We Keep Us Safe: Interrogating Hate Crime Legislation
It’s time we say NO to hate crime laws and demand more. We deserve a future where we are thriving and fully resourced. A future that honors the legacy of the beloved community members we’ve lost and finishes what they’ve started. Where money goes not to hate crime laws and the systems that have always harmed us—but directly to our communities.
When the Hate Crimes Statistics Act was signed in 1990, the devastation of the AIDS crisis was at its peak. The law was seen as a monumental win as it recognized the recent increase in “gay bashings” throughout the country. But was it really a win?

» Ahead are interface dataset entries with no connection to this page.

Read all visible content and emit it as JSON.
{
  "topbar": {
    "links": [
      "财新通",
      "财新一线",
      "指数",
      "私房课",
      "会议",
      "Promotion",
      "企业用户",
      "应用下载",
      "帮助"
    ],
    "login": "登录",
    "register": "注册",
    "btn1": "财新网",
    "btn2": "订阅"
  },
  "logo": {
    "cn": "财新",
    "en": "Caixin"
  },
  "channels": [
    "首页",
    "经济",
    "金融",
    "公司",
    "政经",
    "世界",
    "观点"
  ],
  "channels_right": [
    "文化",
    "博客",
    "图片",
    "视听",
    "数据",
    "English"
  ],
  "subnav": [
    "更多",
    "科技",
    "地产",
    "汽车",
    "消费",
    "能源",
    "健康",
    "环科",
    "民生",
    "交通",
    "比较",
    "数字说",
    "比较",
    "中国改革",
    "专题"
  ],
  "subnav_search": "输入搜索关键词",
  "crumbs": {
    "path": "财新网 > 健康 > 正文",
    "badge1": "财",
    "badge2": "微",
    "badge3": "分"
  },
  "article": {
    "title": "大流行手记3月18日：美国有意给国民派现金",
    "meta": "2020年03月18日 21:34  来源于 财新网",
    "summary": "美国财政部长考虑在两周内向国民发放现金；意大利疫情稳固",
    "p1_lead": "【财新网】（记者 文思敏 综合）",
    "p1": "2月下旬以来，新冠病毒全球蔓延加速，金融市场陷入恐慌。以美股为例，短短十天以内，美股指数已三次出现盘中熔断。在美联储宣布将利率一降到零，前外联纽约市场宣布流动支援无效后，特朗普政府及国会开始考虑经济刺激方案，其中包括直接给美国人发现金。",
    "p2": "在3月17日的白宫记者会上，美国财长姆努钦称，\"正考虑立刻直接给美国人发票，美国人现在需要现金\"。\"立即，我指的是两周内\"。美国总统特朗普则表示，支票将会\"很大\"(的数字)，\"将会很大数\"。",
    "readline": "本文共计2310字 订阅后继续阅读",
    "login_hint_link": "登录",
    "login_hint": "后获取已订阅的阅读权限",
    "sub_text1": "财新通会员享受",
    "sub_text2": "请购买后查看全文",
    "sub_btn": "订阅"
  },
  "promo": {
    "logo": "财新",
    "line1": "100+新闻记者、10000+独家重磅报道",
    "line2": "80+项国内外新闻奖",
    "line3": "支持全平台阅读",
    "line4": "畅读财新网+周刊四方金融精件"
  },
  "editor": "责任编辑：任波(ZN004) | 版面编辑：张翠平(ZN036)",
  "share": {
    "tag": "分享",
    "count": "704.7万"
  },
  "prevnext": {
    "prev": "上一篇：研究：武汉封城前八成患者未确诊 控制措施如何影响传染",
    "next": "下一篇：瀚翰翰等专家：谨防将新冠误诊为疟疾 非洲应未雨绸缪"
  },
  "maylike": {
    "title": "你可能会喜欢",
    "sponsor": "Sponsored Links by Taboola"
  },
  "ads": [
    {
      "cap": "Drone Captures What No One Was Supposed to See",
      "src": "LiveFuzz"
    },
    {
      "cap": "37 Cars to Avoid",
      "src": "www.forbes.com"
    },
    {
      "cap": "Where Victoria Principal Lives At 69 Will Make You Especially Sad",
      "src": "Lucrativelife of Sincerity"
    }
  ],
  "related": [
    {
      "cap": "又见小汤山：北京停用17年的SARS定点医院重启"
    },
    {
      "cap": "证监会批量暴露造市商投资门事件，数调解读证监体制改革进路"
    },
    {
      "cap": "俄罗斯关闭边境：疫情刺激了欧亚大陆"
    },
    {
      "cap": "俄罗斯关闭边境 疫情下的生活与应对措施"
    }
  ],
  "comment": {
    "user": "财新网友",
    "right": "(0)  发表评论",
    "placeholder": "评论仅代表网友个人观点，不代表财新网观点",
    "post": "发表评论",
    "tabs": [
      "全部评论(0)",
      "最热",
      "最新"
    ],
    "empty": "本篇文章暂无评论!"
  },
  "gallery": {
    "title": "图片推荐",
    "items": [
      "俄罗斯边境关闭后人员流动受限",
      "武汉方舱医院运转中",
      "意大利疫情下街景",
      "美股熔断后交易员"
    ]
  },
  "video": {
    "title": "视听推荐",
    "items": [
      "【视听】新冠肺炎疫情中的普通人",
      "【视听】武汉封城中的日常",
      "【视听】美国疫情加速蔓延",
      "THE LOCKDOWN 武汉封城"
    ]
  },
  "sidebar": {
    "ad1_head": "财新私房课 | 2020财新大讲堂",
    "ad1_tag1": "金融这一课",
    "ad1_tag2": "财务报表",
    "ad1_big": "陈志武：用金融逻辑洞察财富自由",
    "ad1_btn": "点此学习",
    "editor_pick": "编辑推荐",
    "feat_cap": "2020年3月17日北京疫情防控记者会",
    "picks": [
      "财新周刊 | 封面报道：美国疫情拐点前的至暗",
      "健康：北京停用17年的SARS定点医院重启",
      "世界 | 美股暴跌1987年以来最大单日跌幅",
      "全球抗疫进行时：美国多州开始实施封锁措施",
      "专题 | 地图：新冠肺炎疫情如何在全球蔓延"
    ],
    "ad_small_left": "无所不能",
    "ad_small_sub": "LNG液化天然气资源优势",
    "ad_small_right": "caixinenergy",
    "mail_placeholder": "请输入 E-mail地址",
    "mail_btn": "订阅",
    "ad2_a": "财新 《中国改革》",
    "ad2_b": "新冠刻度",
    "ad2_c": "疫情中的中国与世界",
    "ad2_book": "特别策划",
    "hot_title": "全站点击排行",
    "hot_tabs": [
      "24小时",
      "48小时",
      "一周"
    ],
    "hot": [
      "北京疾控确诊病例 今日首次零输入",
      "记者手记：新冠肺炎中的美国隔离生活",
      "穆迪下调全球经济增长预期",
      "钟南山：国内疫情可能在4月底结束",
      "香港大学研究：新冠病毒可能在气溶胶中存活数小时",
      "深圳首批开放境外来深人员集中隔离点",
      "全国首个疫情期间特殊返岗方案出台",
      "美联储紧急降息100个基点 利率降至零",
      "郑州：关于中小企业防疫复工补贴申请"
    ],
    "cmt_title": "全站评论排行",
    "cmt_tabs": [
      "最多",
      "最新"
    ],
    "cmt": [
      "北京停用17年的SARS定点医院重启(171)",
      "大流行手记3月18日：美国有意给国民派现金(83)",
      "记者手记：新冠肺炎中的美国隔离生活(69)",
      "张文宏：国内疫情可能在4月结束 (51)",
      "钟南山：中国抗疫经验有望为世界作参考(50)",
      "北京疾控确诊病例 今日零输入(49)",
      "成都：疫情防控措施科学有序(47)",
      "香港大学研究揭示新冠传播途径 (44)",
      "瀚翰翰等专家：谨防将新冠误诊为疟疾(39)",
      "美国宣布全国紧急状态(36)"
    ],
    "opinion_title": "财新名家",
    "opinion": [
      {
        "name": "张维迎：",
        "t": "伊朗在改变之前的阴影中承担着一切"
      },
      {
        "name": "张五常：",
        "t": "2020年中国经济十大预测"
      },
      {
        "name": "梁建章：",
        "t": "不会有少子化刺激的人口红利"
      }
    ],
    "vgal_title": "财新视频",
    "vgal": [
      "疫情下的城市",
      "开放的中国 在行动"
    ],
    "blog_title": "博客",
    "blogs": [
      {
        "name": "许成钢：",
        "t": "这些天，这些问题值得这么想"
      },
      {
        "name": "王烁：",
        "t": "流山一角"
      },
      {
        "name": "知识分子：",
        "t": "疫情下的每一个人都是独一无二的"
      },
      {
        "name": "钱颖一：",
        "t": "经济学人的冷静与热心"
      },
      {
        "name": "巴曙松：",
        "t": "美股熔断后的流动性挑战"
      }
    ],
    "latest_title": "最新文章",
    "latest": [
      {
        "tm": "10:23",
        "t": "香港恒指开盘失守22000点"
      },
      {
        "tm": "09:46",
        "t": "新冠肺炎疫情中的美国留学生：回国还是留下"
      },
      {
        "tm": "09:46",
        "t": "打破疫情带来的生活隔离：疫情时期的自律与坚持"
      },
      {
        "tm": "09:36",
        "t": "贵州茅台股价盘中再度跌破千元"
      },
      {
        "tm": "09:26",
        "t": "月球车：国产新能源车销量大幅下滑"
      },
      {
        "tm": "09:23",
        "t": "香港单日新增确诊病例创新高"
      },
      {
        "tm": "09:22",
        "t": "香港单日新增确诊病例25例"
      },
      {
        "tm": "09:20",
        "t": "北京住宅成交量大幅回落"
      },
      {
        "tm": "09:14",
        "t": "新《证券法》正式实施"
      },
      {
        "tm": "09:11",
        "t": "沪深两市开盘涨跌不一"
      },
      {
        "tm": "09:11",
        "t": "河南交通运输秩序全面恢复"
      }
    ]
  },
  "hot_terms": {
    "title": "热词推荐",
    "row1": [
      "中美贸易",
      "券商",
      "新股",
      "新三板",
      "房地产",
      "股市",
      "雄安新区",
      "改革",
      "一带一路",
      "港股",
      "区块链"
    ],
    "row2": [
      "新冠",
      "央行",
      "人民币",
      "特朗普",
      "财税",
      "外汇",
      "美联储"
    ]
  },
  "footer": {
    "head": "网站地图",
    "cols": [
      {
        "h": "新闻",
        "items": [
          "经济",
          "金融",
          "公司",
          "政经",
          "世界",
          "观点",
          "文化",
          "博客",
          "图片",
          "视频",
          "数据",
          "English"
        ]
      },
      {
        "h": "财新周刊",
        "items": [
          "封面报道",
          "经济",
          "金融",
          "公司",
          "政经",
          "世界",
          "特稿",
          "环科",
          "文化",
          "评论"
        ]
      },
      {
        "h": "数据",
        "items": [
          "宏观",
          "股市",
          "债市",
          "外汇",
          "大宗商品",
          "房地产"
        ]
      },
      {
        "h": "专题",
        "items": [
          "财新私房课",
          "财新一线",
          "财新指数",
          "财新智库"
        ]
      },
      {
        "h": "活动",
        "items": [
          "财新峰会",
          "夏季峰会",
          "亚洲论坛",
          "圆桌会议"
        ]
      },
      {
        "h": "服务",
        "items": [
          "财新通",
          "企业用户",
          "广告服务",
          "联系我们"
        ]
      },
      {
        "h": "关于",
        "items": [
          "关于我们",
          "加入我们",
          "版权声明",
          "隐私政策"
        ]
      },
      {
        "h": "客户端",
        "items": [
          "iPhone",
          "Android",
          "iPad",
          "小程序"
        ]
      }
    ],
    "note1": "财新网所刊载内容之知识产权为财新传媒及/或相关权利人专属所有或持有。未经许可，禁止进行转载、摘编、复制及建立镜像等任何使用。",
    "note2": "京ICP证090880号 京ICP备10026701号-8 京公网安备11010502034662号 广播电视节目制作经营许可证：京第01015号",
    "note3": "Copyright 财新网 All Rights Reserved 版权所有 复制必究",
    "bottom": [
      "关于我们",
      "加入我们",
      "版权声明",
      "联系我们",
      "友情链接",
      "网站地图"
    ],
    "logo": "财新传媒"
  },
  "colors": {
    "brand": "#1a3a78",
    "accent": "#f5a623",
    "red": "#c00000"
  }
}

At the time, queer and trans activists had clear demands for healthcare and other lifesaving resources that would send a clear signal that queer and trans people— specifically BIPOC communities living with HIV/AIDS—were valued and supported. But the lawmakers chose not to meet these demands. Instead, what did they do?
They passed the Hate Crimes Statistics Act, which stated that law enforcement should, but doesn’t have to, collect data on reports of violence designated as hate crimes. They did nothing to acknowledge the ongoing dehumanization of queer/trans people by lawmakers and made no meaningful effort to address the ongoing HIV/AIDS crisis.
To interrogate the impact of hate crime legislations, TLC conducted interviews with community members and consulted an advisory board of experienced organizers addressing policing, sex work, ableism, anti-Blackness, and more. The following messages and materials were created through such research.
Video: Should We Demand That Violence Be Called a Hate Crime?
Interpersonal violence that’s discriminating and targeting certain people actually as State violence, actually as an extension of State violence. When we see increases in interpersonal violence and increases of the targeting of specific populations, it’s actually almost always in response to State propaganda. Increases in violence against Arab and Muslim people after the State’s response to September 11th and other terrorist attacks were because the State was encouraging people to profile and target and discriminate against Arab and Muslim people. Increases in homophobic and transphobic violence after the State was producing propaganda in response to the HIV epidemic and crisis. The State was issuing the propaganda first and then people on the ground were responding to what the State was telling them about gay people, about immigrant people, about Haitian people, about Muslim people, that so often what we’re calling hate crimes are not random acts of violence, but are actually individuals responding to the political climate that the State is often responsible for. So it’s wild then to think about the State intervening to protect the populations that the State itself is targeting. — Benji Hart
Violence is systemic and so if somebody is experiencing, it firsthand, what you want to do is support your people right? Definitely critical and crucial. I think it’s really important to pair it with a politicizing understanding of why the violence is taking place, so you can help them see how investing in policing, in criminalization, actually is about growing a system that is meant to keep poor people, Black people, gender-oppressed people positioned where they are in our political economy. Sometimes it’s helpful to do like a metaphor: if the State is kidnapping people from your community, even if you’re beefing with each other, however in close proximity to to them you are, whether it’s like somebody who is in your family or in your community, it ultimately does not benefit your people in any way to have them be kidnapped in terms of the long-term liberation project. — Woods Ervin
Thank you to advisory board members Umi Vera, Benji Hart, K Agbebiyi, Woods Ervin, and Yves Tong Nguyen.
We’d like to extend our immense gratitude to our design partners at IDEO for bringing their brilliant expertise to this project.